Human Rights Group Condemns Iran Security Forces Response to Protests Over Ukrainian Plane Crash: 'This Needs to Stop'

Ukrainian Plane Iran
An Iranian cleric walks past a poster honoring the victims of a Ukrainian passenger jet accidentally shot down in the capital last week, in front of the Amirkabir University in the capital Tehran, on January 13, 2020. Atta Kenare/Getty

Global human rights group Amnesty International took to social media on Tuesday to publicly condemn security forces in Iran for allegedly being cruel to people protesting the government for firing a missile that shot down a civilian airplane last week.

"Iranians have taken to the streets to pay their respects to the victims of the Ukraine flight #PS752 plane crash," the tweet read. "But security forces in #Iran have cruelly dispersed vigils by trampling on candles, beating grieving protesters & carrying out arrests. This needs to stop now."

Attached to the text was a GIF with an image of protesters. Superimposed over the image were the words, "Iran, stop police brutality against peaceful protesters."


Founded in the United Kingdom in 1961, Amnesty International is devoted to "campaigning for a world where human rights are enjoyed by all," according to its website. It fights abuses of human rights across the globe, including war crimes, discrimination, reproductive rights, and capital punishment.

As Amnesty's tweet alluded to, protesters in Iran have been paying their respects to the 176 people who were killed when a Ukrainian flight crashed just outside of Tehran on January 8. Of those who died, 82 were Iranian, 63 were Canadian, 11 were Ukrainian, 10 were Swedish, seven were Afghan and three were German nationals.

As Newsweek previously reported, the plane was shot down by an Iranian missile. Iran was on high alert after U.S. President Donald Trump ordered a drone strike on January 3 that killed Major General Qassem Soleimani, an Iranian military leader said to be second only to Supreme Leader Ali Khamenei. It was a move some considered an act of war, and the Iranian government vowed retaliation against the U.S. and was on high alert for another attack.
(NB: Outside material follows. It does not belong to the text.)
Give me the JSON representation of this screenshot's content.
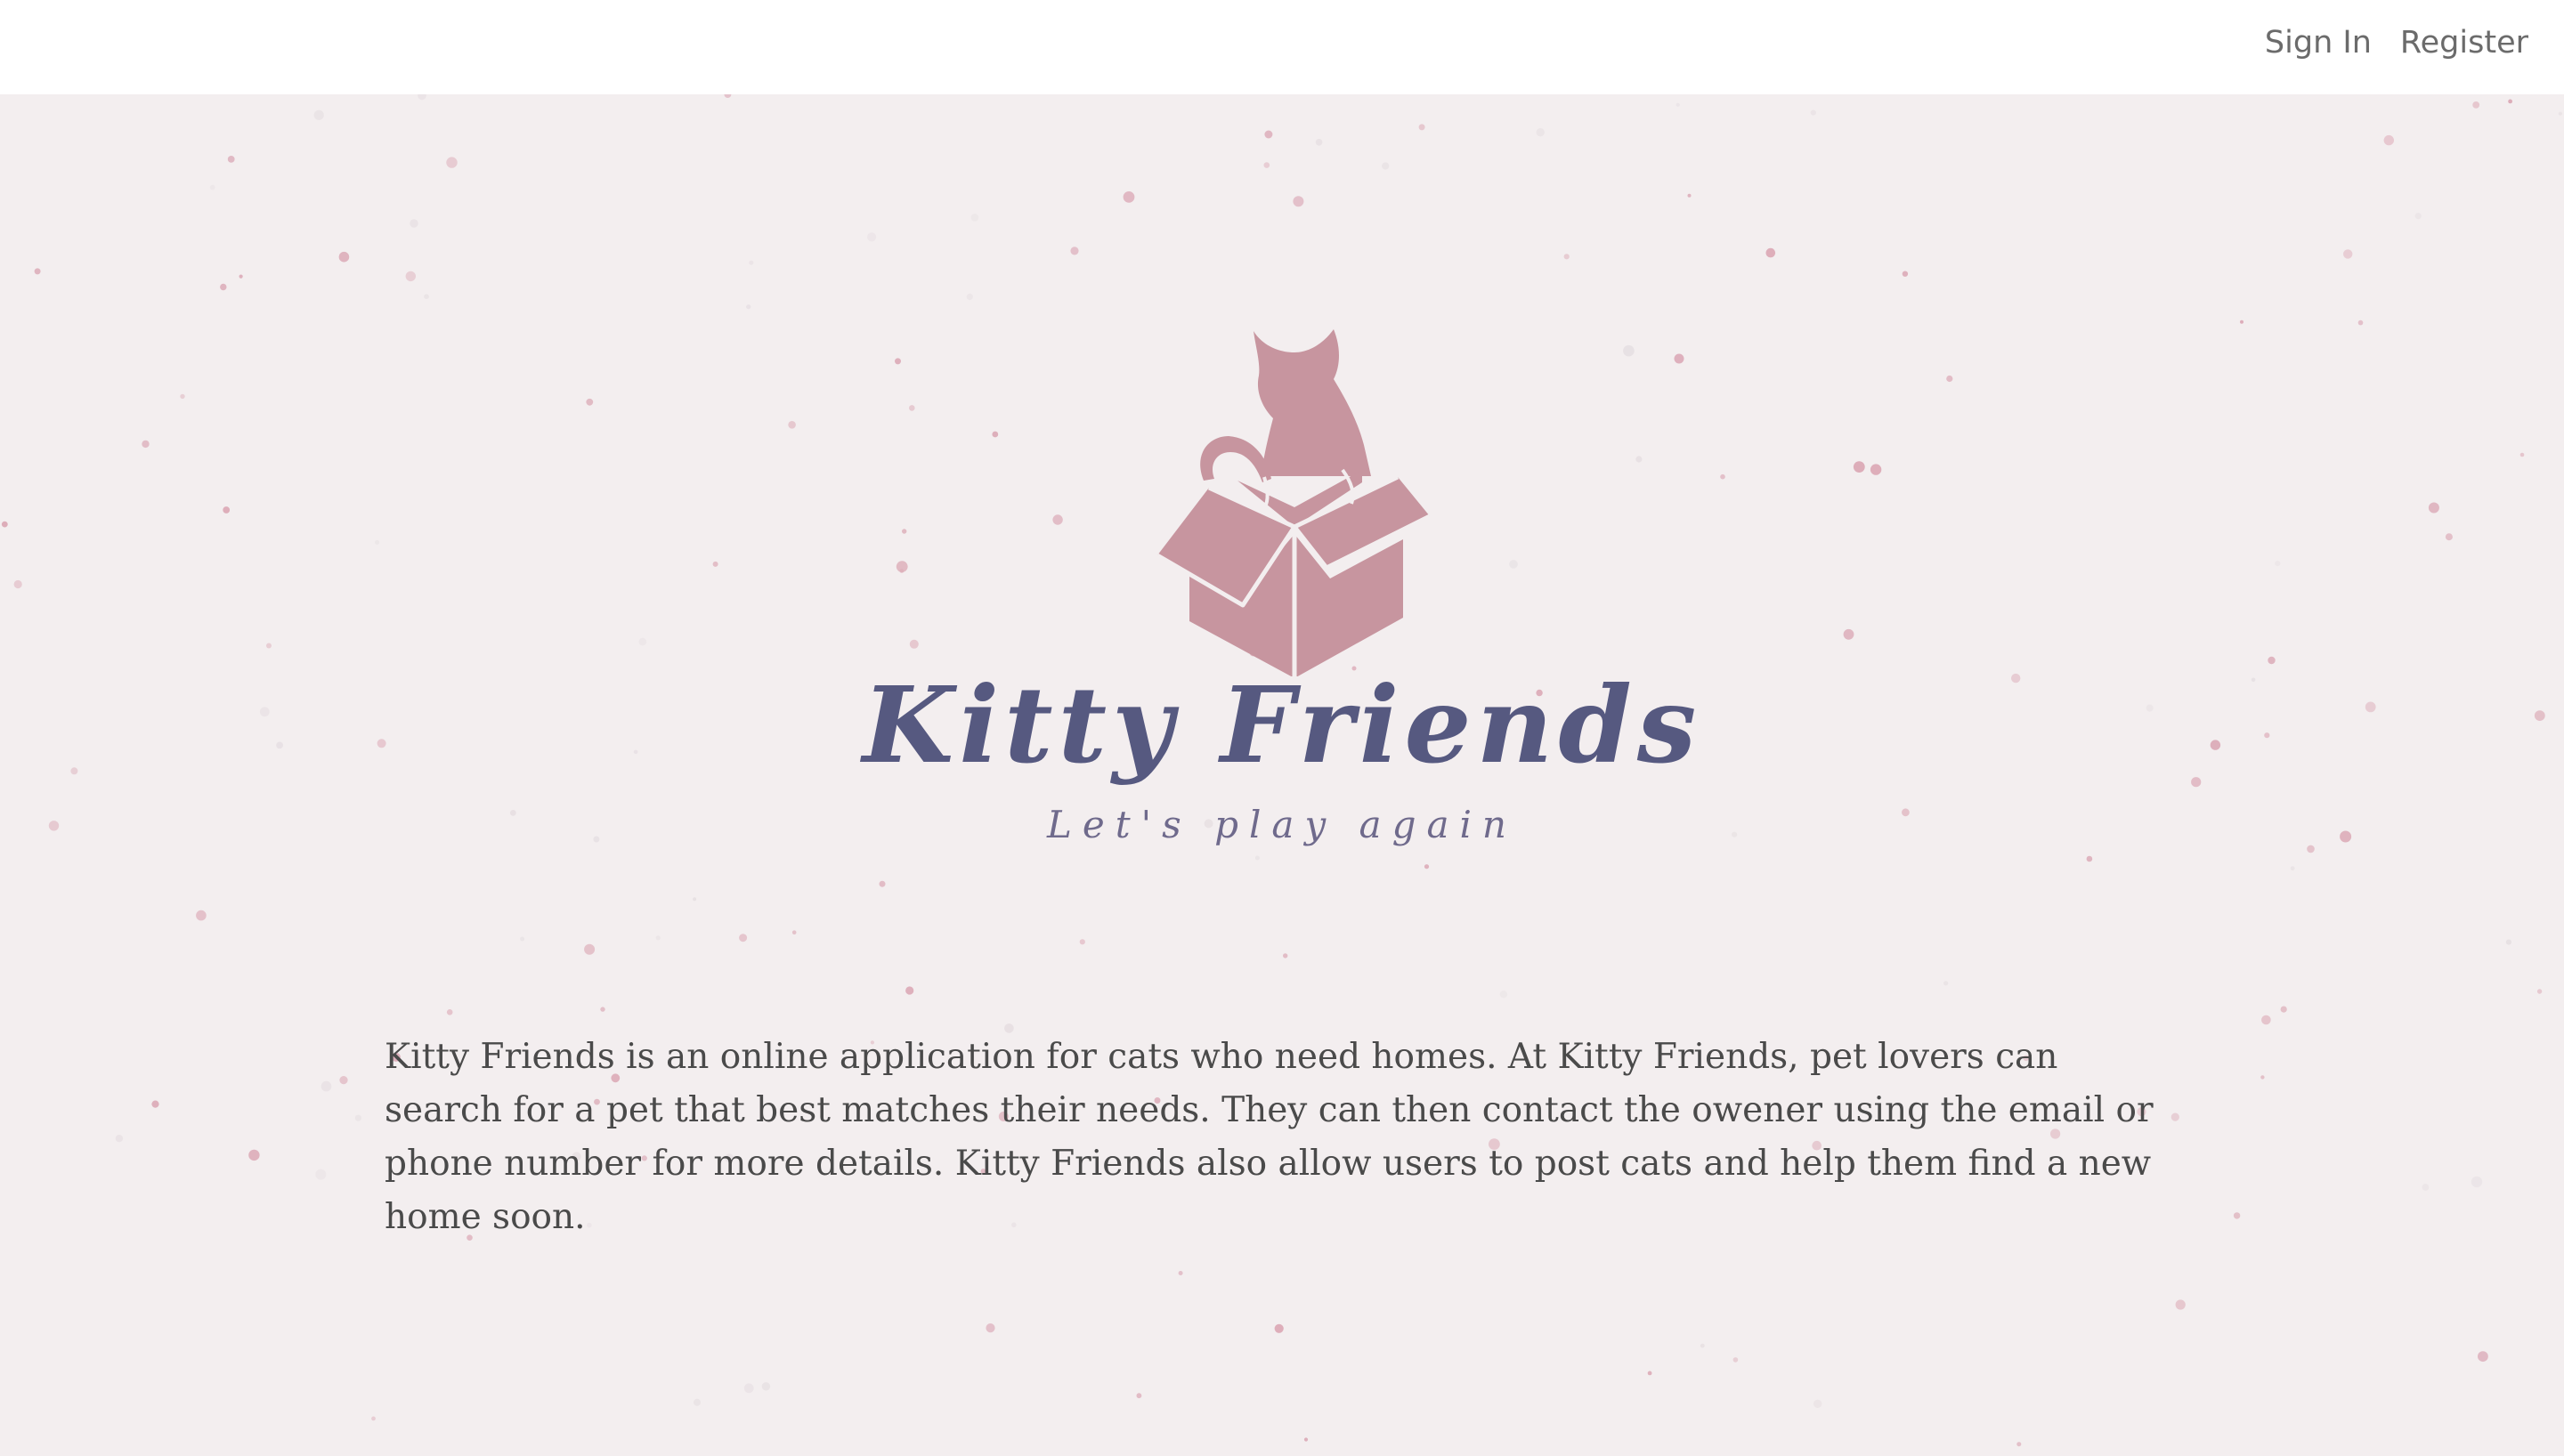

On January 10, Iran admitted that its military had shot down the plane, believing it to be a "hostile target" and not a civilian passenger flight.
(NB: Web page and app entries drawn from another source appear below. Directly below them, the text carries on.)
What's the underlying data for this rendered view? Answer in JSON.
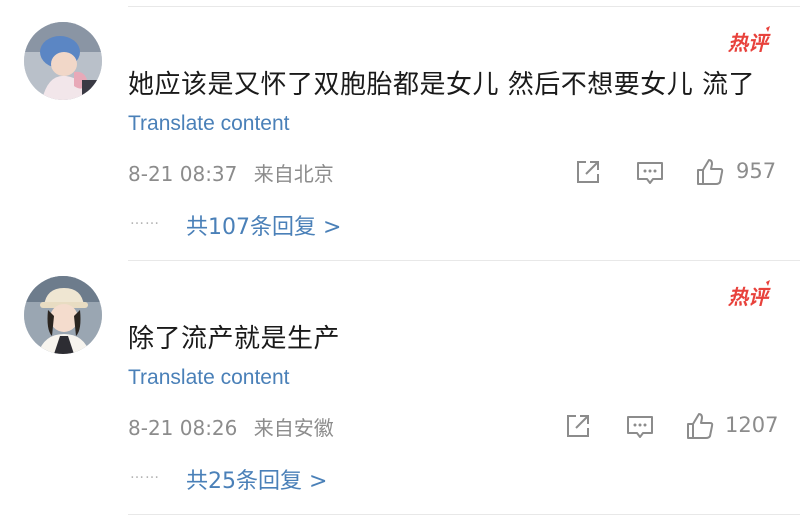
{
  "comments": [
    {
      "text": "她应该是又怀了双胞胎都是女儿 然后不想要女儿 流了",
      "badge": "热评",
      "translate_label": "Translate content",
      "date": "8-21 08:37",
      "location": "来自北京",
      "likes": "957",
      "dots": "……",
      "replies_label": "共107条回复 >"
    },
    {
      "text": "除了流产就是生产",
      "badge": "热评",
      "translate_label": "Translate content",
      "date": "8-21 08:26",
      "location": "来自安徽",
      "likes": "1207",
      "dots": "……",
      "replies_label": "共25条回复 >"
    }
  ],
  "icons": {
    "share": "share-icon",
    "comment": "comment-icon",
    "like": "thumbs-up-icon"
  },
  "colors": {
    "link": "#4a80b8",
    "badge": "#e8423c",
    "meta": "#8c8c8c"
  }
}
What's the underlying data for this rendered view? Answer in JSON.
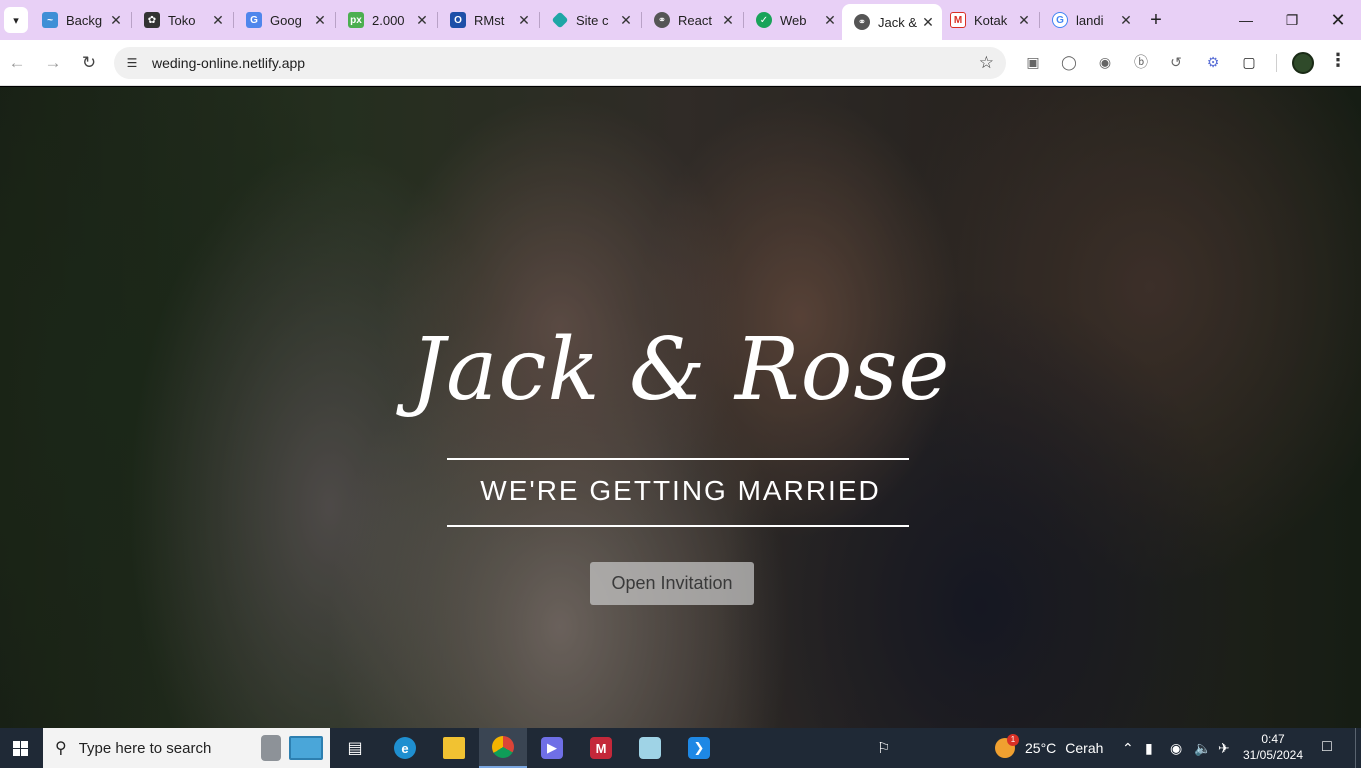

Canadian Prime Minister Justin Trudeau has also acknowledged that the crash was caused by an Iranian missile, and said that his country would be "working with its allies to ensure that a thorough and credible investigation is conducted to determine the causes of this fatal crash."

Since the government's admission, protesters have taken to the streets to express their disapproval of the Iranian military's action. Many of the protesters are students and have called for Khameini's ousting and the dismantling of clerical rule in Iran, according to Reuters. The protests have led to the detainment of 30 people, and social media posts appear to show "pools of blood on the streets," protesters being beaten with police batons and other signs of violence, Reuters reported.

A spokesperson for Amnesty International told Newsweek in an email that the organization expects to release further statement on the protests in Iran soon.

Human Rights Group Condemns Iran Security Forces Response to Protests Over Ukrainian Plane Crash: 'This Needs to Stop' | World